Last month, a survey by the National Association of School-Based Teacher Trainers (NASBTT) found that a "worryingly high" number of schools said they were not in a position to offer teacher training placements in the next academic year.
At the time, NASBTT executive director Emma Hollis said: "ITT providers have told us, through our survey, that schools are not offering placements primarily due to concerns over the post-Covid-19 transition, including worries about having additional people in school, the reluctance to allow trainee teachers to teach, given the amount of time children have been away from school, the need to focus on other priorities, and uncertainty resulting from the pandemic."
Asked if the DfE clarification will go towards solving the shortage of student placements, Mr Noble-Rogers said: "Yes, it will help with that, because schools might have been nervous about having them in if they saw all these people count as visitors – and that brings all various restrictions and constraints with it.

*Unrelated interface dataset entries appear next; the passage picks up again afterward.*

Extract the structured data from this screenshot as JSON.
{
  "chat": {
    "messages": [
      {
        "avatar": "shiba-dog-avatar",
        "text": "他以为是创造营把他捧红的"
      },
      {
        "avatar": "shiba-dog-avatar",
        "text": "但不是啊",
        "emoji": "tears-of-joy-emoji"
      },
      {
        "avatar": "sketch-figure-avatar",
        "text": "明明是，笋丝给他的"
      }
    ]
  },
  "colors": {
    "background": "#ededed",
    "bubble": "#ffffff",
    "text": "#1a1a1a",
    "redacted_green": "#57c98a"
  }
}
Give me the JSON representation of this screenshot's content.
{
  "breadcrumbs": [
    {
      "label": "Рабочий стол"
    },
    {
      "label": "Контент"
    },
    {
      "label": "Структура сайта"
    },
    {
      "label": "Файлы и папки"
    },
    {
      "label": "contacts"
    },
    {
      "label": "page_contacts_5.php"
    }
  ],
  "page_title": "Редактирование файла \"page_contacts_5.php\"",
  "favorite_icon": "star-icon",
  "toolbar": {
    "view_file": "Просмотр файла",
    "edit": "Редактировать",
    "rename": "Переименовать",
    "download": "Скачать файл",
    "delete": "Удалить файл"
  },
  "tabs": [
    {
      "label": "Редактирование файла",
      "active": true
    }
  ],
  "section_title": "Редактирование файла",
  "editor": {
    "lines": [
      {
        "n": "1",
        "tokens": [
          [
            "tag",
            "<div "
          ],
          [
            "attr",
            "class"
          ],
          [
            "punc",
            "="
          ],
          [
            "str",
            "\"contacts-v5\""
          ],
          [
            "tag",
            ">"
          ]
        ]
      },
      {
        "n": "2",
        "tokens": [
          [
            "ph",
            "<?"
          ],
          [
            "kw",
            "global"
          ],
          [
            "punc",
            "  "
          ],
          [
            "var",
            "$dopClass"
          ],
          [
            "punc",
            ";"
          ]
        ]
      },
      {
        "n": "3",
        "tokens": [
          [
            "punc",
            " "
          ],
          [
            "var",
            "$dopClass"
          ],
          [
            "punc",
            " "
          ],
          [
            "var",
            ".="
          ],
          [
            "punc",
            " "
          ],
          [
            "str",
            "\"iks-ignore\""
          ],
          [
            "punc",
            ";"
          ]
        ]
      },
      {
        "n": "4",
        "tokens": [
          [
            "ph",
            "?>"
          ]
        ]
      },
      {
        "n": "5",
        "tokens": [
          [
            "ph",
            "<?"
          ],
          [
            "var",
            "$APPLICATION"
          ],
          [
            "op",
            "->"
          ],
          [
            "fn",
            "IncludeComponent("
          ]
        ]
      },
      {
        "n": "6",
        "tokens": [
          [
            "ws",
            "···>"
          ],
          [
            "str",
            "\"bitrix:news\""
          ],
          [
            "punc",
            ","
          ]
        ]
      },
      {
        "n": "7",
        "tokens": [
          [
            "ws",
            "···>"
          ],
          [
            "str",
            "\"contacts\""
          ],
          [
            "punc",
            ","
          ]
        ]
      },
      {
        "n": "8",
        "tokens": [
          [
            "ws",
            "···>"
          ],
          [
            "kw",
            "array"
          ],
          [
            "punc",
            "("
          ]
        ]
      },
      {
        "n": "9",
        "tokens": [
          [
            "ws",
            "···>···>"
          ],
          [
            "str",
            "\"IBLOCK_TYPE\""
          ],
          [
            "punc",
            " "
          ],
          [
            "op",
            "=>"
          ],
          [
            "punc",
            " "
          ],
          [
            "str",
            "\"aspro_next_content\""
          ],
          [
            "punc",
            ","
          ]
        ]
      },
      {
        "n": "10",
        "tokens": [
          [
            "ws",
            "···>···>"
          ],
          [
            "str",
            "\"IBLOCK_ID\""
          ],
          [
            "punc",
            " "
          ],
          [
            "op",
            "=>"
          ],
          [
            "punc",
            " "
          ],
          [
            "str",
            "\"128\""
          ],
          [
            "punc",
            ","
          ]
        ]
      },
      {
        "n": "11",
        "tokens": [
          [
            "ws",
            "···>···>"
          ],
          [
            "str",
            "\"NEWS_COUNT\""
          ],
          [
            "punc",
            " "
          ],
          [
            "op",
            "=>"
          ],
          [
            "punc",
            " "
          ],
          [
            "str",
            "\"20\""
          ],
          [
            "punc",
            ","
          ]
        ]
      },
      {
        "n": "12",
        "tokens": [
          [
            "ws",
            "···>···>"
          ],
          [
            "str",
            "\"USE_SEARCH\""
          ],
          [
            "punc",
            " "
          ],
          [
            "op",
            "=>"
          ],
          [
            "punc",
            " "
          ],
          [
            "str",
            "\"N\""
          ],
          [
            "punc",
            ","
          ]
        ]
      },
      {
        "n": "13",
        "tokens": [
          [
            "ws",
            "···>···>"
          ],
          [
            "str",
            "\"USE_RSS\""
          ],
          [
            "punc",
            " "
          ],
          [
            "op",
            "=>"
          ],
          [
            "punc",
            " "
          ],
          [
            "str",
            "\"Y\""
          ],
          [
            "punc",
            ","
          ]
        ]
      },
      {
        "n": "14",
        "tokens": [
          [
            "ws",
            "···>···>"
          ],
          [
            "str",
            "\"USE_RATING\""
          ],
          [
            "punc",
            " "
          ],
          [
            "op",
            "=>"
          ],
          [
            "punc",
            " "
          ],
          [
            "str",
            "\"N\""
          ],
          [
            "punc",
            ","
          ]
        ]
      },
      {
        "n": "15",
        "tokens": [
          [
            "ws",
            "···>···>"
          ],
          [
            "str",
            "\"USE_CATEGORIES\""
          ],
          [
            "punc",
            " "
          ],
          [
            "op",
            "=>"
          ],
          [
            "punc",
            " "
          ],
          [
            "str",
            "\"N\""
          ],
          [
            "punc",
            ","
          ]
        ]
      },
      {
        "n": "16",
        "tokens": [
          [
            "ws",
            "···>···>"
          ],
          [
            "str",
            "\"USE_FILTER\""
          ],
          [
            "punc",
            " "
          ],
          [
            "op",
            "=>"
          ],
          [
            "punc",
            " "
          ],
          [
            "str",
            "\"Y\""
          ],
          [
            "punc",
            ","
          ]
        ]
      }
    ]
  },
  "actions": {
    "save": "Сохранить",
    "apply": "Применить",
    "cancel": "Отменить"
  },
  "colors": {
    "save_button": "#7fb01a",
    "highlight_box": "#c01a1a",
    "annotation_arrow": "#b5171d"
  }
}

"If it's now clarified that no they're not visitors, they're critical workers, they're part of the school, and therefore it removes one of the worries schools might have about bringing them in."
But asked how much of an impact the change will have on the current shortages, and if it could solve the problem, he said: "No...schools have still got a lot of other things to contend with.
"But the reassurance the DfE gave pointing out the benefits to schools of having student teachers, that will make them more willing to have people in.
"I think this one is potentially more important than that – it removes a perceived barrier, if not an actual one."